When work began on Atlantic City’s Public Safety Building in 1996, the Department of Education ordered the city to remove contaminant perchloroethylene from the property.
The city agreed, but a recent report from city attorneys said the “bare minimum” was done.
The contaminant likely comes from the dry cleaner that formerly occupied the space, and could case skin irritation, headaches, dizziness, memory loss, liver and kidney damage and cancer, as the Press of Atlantic City reports.

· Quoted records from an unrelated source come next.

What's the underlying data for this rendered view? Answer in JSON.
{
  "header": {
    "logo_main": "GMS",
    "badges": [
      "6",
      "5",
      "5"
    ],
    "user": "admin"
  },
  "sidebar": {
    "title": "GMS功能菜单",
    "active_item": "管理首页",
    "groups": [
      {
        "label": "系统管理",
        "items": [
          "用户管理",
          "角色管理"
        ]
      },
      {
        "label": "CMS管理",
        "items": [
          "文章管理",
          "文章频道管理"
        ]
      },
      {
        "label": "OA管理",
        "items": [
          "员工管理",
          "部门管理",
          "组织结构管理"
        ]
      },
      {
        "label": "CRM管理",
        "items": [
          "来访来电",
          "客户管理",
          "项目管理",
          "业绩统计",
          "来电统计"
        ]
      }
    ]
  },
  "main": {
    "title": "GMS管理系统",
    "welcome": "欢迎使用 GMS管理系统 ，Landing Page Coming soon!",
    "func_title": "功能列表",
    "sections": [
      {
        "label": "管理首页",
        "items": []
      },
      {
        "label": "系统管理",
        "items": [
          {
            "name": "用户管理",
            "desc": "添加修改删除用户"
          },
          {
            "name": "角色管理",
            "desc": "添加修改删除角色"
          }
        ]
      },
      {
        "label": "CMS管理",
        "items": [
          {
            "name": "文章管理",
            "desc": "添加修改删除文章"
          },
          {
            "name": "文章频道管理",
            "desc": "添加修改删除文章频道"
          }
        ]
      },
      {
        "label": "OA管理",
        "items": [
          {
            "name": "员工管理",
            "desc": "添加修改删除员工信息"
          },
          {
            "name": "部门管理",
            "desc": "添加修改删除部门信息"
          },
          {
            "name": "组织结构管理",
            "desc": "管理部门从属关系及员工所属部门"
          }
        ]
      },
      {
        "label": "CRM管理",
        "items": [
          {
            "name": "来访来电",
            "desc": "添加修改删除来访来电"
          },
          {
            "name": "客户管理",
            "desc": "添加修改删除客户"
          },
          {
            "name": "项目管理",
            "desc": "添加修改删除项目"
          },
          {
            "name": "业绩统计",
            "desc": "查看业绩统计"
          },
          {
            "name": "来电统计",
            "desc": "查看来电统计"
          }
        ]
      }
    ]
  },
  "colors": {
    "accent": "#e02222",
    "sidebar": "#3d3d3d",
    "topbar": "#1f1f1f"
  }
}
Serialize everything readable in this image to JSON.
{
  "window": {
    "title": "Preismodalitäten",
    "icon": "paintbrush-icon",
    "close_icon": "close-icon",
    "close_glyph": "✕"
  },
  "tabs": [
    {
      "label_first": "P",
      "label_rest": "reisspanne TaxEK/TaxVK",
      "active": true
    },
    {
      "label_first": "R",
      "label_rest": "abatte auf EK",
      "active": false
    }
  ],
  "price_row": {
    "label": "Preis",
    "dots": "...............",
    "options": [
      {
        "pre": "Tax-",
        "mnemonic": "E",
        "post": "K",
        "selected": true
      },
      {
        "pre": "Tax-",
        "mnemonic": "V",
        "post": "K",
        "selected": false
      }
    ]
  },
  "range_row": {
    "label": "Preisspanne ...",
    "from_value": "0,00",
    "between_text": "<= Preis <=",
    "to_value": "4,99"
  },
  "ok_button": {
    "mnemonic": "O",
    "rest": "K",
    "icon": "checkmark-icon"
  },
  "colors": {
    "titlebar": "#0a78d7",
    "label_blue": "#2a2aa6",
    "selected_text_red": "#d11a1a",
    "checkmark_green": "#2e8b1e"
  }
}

To determine if the threat of exposure is real, the city must now pay for an initial $200,000 assessment. It will be covered by an environmental grant. The 24-hour assessment is set for Saturday, and results should be available next week.